- Firmware for electronics: This is what runs the onboard electronics of the printer, and is the closest to actual programming; a process known as cross compiling.
Here are my best picks for each category, known as FLOSS (free/libre/open source software).
FLOSS CAD tools, for example OpenSCAD, FreeCAD, and HeeksCAD for the most part create these parametric files that usually represent parts or assemblies in terms of CSG (Constructive Solid Geometry) which basically represent a tree of Boolean operations performed on primitive shapes such as cubes, spheres, cylinders, and pyramids. These are modified numerically and with great precision and the geometry is a mathematical representation of such, no matter how much you zoom in or out.
Another category of CAD tool that represents the parts as 3D polygon mesh is for the most part used for special effects in movies or video games (CG). They are also a little more user friendly, and examples would be Autodesk Maya and Autodesk 3ds Max (these choices are subscription/retail-based).
But there are also open source and free versions of this tool such as Autodesk 123D, Google Sketchup, and Blender; I suggest the latter options, since they are free, user friendly, and they are much easier to learn since their options are narrowed down strictly to producing 3D meshes. If you need more precision you should look at OpenSCAD (my favorite), as it was created directly for making physical objects rather than game design or animation. OpenSCAD is easy to learn, with a simple interface, it is powerful and cross-platform, and there are many examples you can use along with strong community support.
Next, you’ll need to convert your 3D masterpiece (.stl) into a machine friendly format known as G-Code. This process is also known as “slicing”. You’re going to need some CAM software to produce the “tool paths,” which is the next stop in the tool chain. Most of the slicing software available is open source. Some examples are Slic3r (the most popular, with an ease of use recommended for beginners), Skeinforge (dated, but still one of the best), Cura, and MatterSlice. There is also great closed source slicing software out there. One in particular is KISSlicer, which is a pro version that supports multi-extruder printing.
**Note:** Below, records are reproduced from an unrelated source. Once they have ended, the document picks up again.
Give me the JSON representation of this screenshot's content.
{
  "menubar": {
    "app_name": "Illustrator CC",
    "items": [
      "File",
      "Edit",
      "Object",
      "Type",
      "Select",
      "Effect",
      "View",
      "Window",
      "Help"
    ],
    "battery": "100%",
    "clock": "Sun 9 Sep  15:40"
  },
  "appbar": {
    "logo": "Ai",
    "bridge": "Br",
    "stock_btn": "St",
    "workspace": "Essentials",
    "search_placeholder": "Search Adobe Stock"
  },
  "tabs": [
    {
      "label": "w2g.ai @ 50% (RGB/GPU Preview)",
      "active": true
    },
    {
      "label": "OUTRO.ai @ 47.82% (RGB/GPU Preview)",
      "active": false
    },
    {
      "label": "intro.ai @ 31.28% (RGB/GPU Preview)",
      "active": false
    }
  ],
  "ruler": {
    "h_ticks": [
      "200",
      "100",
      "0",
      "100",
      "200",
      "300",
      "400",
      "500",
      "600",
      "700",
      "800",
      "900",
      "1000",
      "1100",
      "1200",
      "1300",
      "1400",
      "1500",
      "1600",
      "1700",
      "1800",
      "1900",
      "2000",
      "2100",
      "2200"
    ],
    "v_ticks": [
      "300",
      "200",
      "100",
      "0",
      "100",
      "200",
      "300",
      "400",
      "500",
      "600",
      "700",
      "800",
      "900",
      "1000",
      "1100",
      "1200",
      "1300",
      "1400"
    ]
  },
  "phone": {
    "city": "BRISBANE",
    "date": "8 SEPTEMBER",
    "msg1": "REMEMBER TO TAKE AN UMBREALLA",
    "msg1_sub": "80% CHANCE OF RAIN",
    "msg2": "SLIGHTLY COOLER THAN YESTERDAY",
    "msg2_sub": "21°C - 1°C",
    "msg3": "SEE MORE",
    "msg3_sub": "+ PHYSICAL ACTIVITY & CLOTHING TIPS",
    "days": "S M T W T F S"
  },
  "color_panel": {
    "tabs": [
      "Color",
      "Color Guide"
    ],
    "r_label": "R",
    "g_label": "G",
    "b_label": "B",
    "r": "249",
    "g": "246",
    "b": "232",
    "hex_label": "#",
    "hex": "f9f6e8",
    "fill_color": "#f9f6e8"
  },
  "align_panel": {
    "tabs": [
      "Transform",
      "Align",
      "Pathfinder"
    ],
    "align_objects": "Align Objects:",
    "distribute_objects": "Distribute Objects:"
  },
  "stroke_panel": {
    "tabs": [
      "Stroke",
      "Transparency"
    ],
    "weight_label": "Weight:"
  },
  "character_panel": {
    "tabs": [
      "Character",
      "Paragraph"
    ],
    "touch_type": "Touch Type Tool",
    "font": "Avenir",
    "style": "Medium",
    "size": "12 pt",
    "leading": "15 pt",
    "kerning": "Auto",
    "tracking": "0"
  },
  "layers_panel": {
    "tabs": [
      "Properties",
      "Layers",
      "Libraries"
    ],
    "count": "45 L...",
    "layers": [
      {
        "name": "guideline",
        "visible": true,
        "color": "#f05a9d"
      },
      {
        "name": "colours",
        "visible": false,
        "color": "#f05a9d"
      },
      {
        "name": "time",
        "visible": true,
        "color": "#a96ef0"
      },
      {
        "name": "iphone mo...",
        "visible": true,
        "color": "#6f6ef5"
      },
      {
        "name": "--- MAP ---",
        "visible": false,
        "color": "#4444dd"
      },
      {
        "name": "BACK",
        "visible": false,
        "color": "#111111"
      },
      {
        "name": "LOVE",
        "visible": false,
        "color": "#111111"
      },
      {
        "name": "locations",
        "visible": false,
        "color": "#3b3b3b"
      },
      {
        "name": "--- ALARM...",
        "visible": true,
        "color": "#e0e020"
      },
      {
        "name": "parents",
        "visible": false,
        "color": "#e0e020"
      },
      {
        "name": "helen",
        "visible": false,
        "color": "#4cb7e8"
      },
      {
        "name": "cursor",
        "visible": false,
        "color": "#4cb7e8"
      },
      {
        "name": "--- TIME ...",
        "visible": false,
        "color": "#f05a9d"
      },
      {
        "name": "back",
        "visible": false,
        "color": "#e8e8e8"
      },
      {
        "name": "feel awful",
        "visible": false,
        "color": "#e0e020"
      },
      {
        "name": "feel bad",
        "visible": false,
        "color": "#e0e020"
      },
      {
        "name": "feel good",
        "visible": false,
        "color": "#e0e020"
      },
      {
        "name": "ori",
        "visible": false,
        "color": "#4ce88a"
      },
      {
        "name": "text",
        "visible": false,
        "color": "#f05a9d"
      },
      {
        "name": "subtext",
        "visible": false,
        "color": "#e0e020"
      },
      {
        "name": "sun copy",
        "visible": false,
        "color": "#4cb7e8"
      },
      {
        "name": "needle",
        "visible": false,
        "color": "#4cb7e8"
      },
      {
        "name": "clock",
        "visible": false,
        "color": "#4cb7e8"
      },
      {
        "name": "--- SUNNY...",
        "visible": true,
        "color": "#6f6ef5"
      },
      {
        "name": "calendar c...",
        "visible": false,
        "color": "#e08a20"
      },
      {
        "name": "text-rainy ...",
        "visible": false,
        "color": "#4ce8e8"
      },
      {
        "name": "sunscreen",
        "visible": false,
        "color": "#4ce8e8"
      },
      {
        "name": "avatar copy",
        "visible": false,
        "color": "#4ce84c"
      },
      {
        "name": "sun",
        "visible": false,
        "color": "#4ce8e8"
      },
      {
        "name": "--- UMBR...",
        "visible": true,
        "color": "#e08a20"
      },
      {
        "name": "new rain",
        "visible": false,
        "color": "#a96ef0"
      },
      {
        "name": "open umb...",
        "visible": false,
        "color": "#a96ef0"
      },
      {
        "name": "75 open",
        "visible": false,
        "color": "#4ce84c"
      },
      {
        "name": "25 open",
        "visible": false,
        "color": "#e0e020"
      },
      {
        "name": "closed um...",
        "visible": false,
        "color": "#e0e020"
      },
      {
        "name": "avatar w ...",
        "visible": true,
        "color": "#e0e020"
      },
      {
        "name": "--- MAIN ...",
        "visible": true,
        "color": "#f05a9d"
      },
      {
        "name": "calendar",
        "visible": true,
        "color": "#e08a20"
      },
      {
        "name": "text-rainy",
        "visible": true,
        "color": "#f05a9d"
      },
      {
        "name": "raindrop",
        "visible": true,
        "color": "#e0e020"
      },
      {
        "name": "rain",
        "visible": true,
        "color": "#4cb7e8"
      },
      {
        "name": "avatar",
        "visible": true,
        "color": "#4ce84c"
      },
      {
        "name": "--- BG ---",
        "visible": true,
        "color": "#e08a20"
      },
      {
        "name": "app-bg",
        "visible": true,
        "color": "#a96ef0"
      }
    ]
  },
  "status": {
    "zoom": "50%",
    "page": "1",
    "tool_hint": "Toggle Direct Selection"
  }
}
The next stop after slicing is using software known as:
- A G-Code interpreter, which breaks down each line of the code into electronic signals.
- A G-Code sender, which sends the signals to the motors on the printer to tell them how to move.
This software is usually directly linked to an EMC (Electronic Machine Controller), which controls the printer directly. It can also be linked to an integrated hardware interface that has a G-Code interpreter built in, which loads the G-Code directly from a memory card (SD card/USB).
The last stop is the firmware, which controls the electronics onboard the printer. For the most part, the CPUs that control these machines are simple microcontrollers that are usually Arduino-based, and they are compiled using the Arduino IDE.
This process may sound time consuming, but once you go through the tool chain process a few times, it becomes second nature, just like driving a manual transmission in a car.
Where to go from here?
When I finished my first hackerspace workshop, I had been assimilated into a culture that I was not only benefiting from personally, but a culture that I could share my knowledge with and contribute to. I have received far more in my journey as a maker than any previous endeavor.
To anyone who is curious, and mechanically inclined (or not), who believes they have an answer to a solution, I challenge you. I challenge you to make the leap into this culture—join a hackerspace, attend a makerfaire, and enrich your life and the lives of others.
About the Author
Travis Ripley is a designer/developer. He enjoys developing products with composites, woods, steel, and aluminum, and has been immersed in the Maker community for over two years. He also teaches game development at the University of California, Los Angeles. He can be found @travezripley.